==== MATERIALS PROVIDED ====

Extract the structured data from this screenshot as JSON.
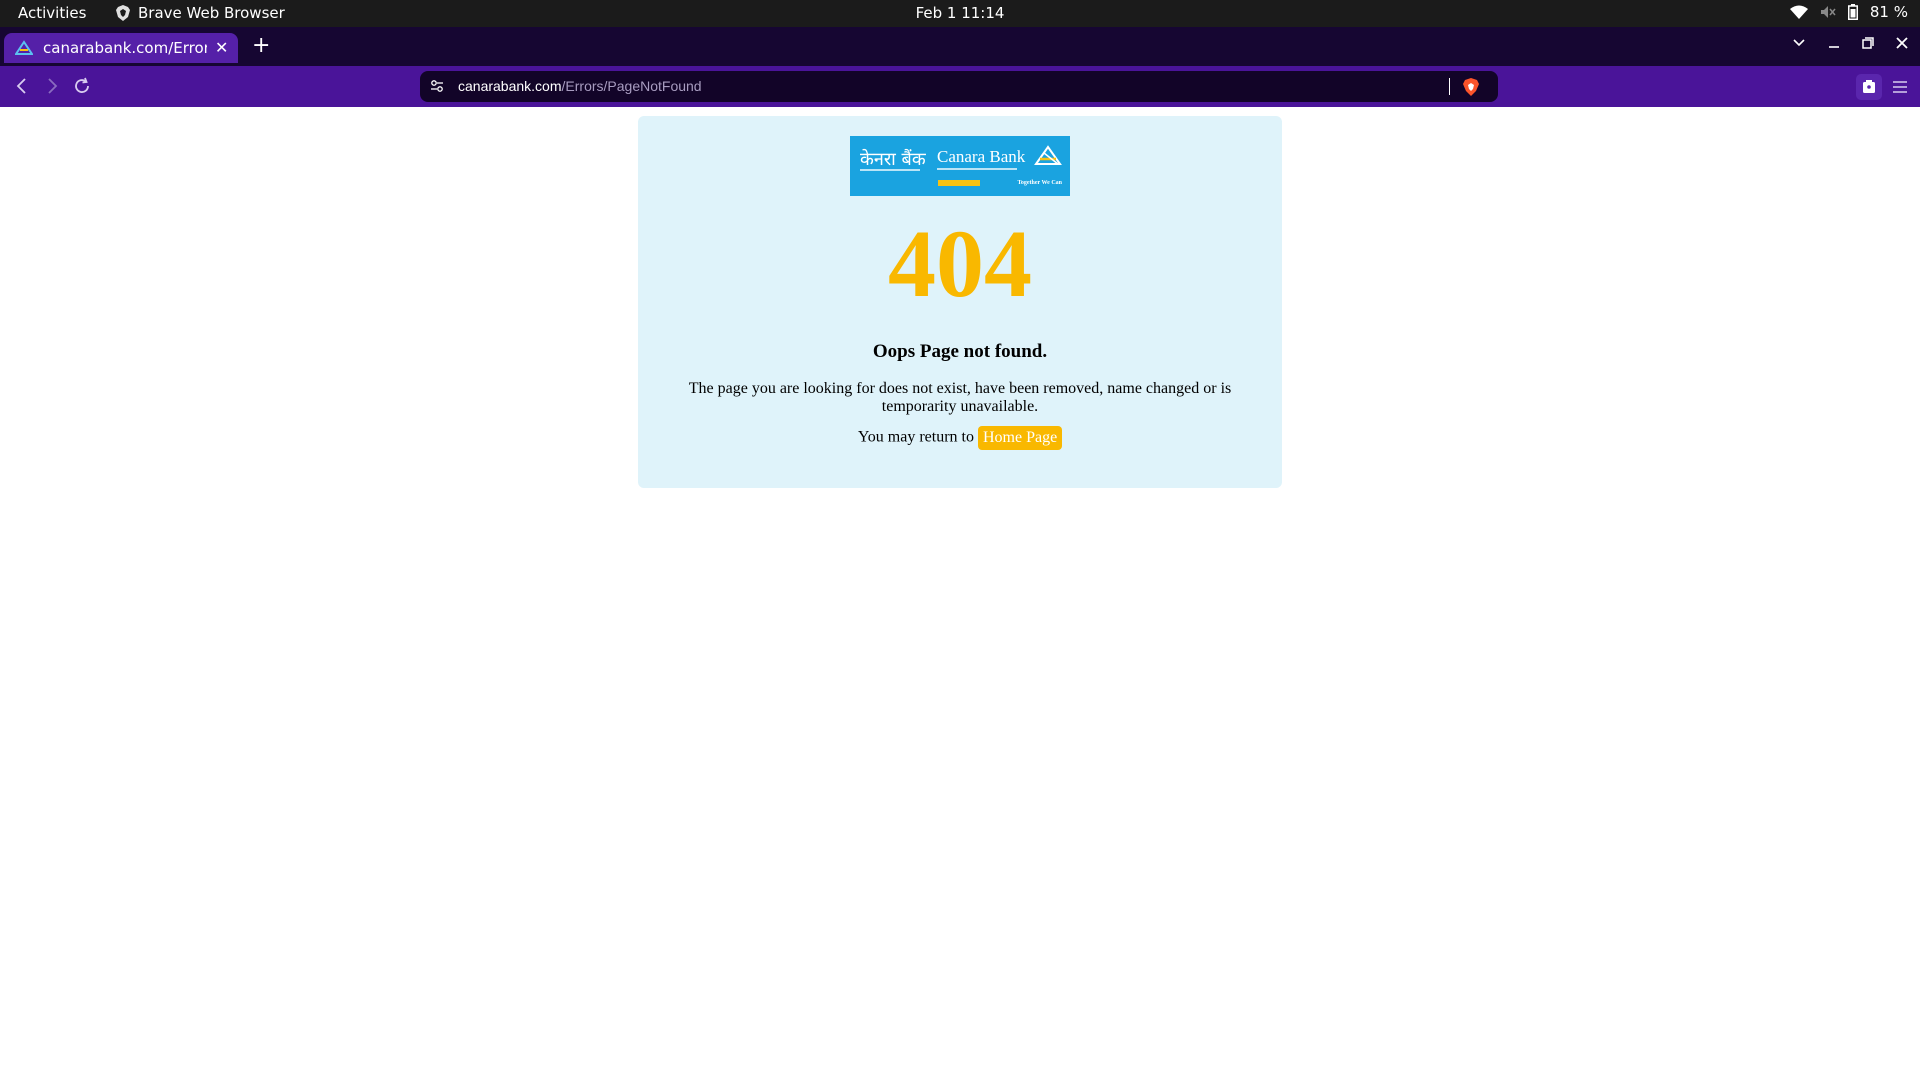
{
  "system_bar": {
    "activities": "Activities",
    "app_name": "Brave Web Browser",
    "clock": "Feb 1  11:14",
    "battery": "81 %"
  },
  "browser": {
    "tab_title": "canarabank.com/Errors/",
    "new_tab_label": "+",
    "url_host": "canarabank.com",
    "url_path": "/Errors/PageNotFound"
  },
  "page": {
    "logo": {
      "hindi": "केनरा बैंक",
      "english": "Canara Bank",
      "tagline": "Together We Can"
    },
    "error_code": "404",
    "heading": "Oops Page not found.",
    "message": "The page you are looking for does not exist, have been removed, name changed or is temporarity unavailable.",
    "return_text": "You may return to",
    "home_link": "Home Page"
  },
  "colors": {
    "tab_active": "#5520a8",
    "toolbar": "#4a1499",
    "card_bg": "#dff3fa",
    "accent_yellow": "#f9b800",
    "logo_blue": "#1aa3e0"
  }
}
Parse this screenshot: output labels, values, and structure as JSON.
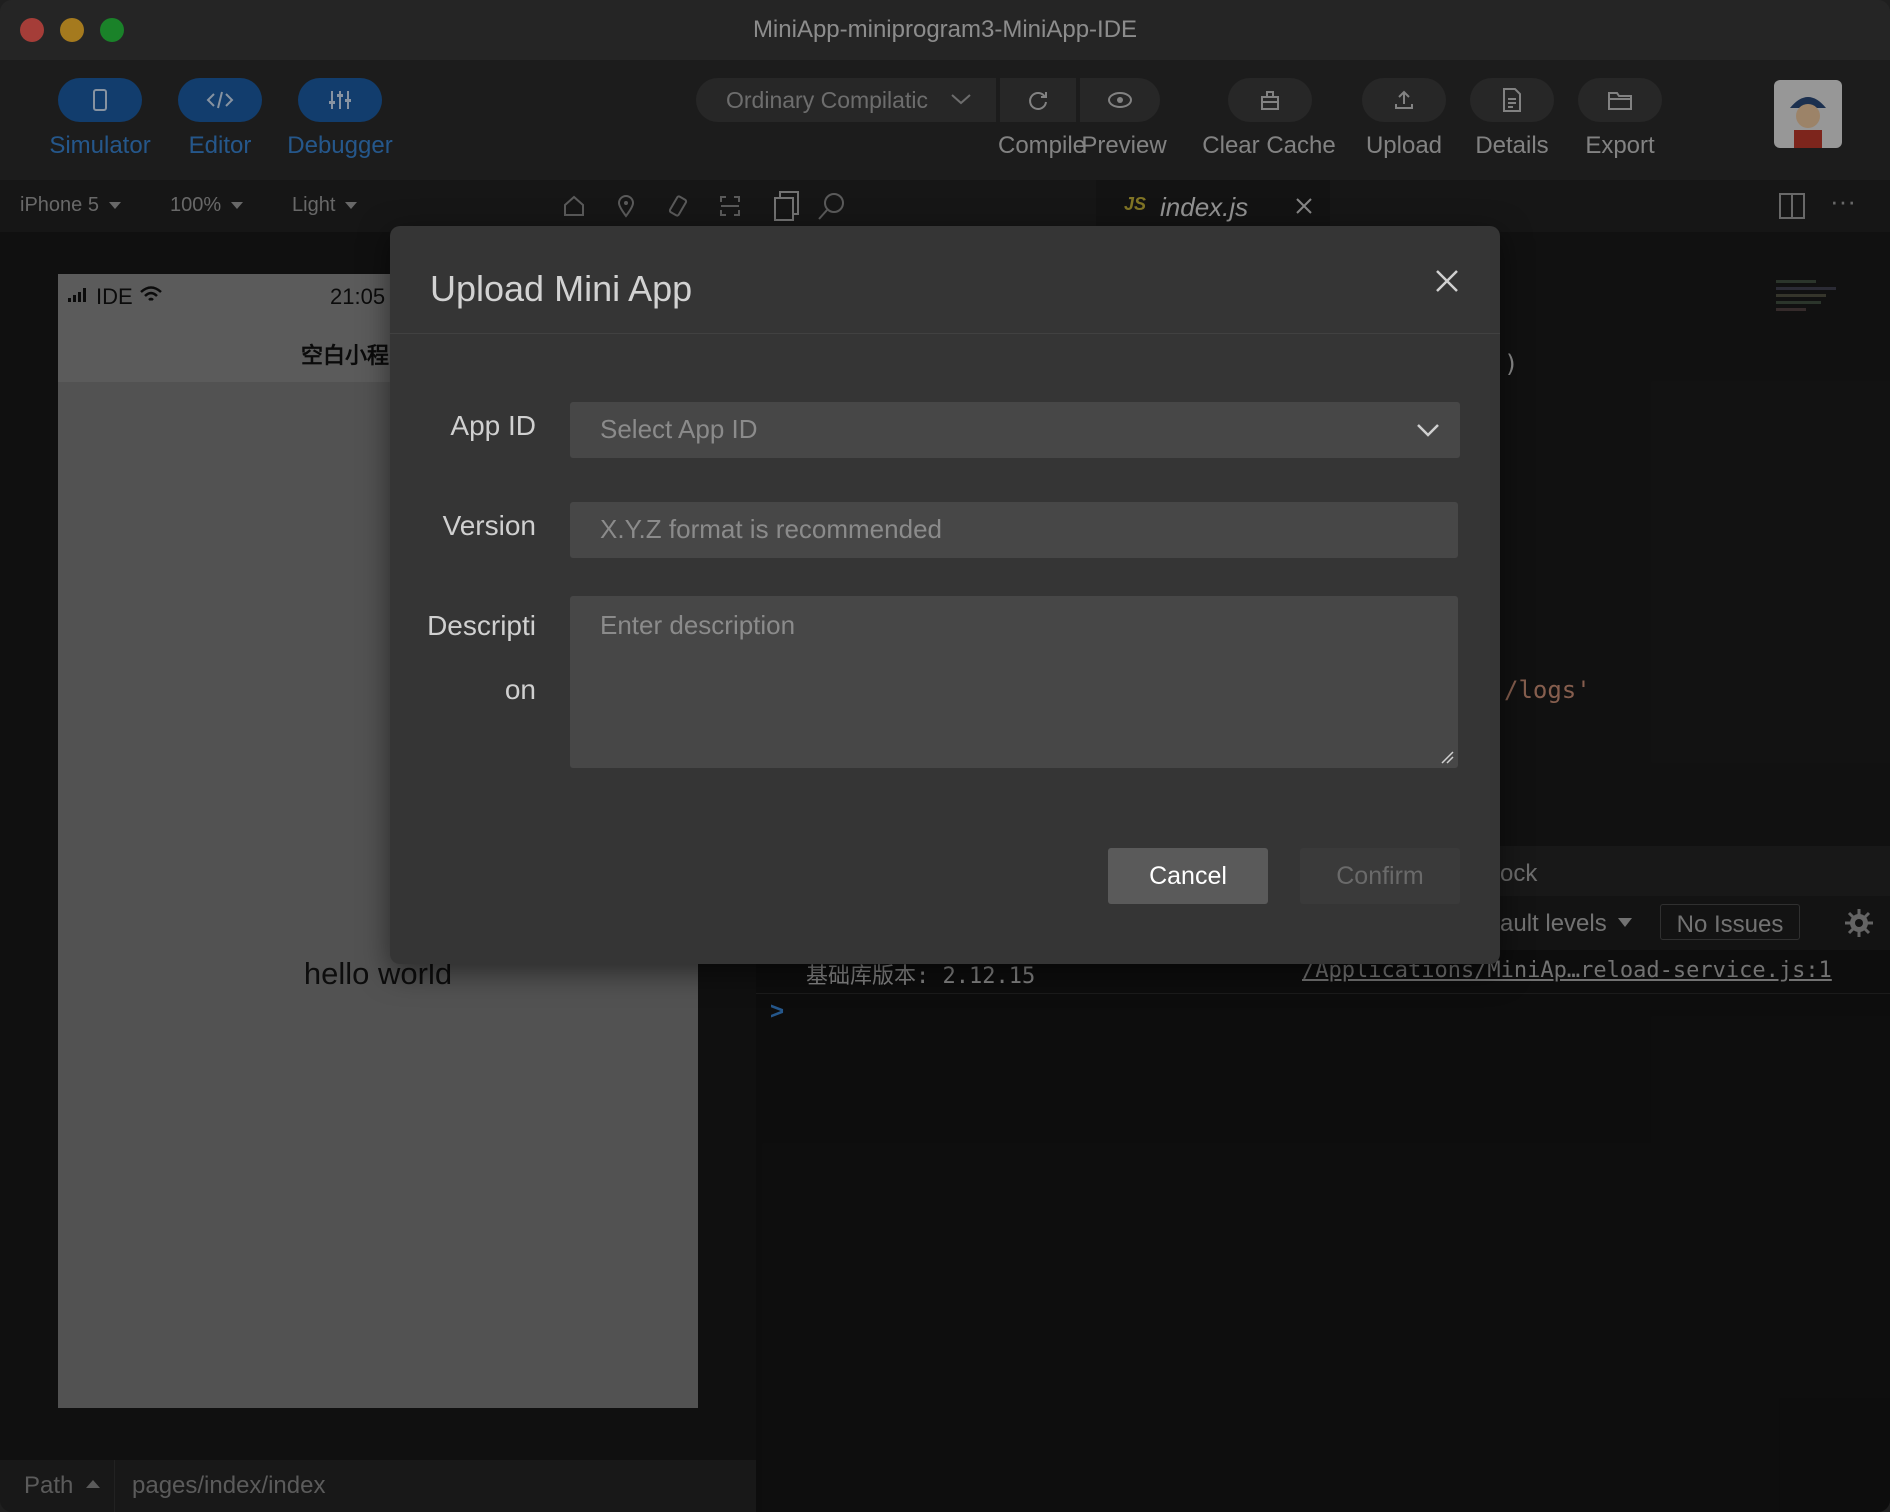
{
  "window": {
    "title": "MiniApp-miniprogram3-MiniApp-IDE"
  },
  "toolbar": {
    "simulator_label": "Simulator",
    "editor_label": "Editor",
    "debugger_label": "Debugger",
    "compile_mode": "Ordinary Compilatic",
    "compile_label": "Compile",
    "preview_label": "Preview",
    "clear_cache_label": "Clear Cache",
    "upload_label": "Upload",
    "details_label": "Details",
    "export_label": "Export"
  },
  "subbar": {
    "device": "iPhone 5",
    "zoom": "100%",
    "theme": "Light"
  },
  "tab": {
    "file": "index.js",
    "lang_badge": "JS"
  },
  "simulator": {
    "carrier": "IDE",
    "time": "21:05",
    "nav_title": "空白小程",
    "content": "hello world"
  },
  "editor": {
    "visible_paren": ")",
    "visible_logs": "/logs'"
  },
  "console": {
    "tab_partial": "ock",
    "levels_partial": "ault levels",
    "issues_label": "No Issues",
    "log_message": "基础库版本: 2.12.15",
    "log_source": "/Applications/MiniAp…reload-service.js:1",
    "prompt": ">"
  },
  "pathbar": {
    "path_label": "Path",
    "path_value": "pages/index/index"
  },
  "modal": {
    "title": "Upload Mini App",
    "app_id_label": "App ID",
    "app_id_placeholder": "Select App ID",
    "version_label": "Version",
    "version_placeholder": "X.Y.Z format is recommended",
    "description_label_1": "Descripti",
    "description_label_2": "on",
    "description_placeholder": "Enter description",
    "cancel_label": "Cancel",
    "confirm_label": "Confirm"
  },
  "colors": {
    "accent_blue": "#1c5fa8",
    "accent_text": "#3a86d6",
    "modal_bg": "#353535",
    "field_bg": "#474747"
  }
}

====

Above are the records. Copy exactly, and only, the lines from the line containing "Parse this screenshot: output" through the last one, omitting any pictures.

Parse this screenshot: output labels, values, and structure as JSON.
{
  "window": {
    "title": "MiniApp-miniprogram3-MiniApp-IDE"
  },
  "toolbar": {
    "simulator_label": "Simulator",
    "editor_label": "Editor",
    "debugger_label": "Debugger",
    "compile_mode": "Ordinary Compilatic",
    "compile_label": "Compile",
    "preview_label": "Preview",
    "clear_cache_label": "Clear Cache",
    "upload_label": "Upload",
    "details_label": "Details",
    "export_label": "Export"
  },
  "subbar": {
    "device": "iPhone 5",
    "zoom": "100%",
    "theme": "Light"
  },
  "tab": {
    "file": "index.js",
    "lang_badge": "JS"
  },
  "simulator": {
    "carrier": "IDE",
    "time": "21:05",
    "nav_title": "空白小程",
    "content": "hello world"
  },
  "editor": {
    "visible_paren": ")",
    "visible_logs": "/logs'"
  },
  "console": {
    "tab_partial": "ock",
    "levels_partial": "ault levels",
    "issues_label": "No Issues",
    "log_message": "基础库版本: 2.12.15",
    "log_source": "/Applications/MiniAp…reload-service.js:1",
    "prompt": ">"
  },
  "pathbar": {
    "path_label": "Path",
    "path_value": "pages/index/index"
  },
  "modal": {
    "title": "Upload Mini App",
    "app_id_label": "App ID",
    "app_id_placeholder": "Select App ID",
    "version_label": "Version",
    "version_placeholder": "X.Y.Z format is recommended",
    "description_label_1": "Descripti",
    "description_label_2": "on",
    "description_placeholder": "Enter description",
    "cancel_label": "Cancel",
    "confirm_label": "Confirm"
  },
  "colors": {
    "accent_blue": "#1c5fa8",
    "accent_text": "#3a86d6",
    "modal_bg": "#353535",
    "field_bg": "#474747"
  }
}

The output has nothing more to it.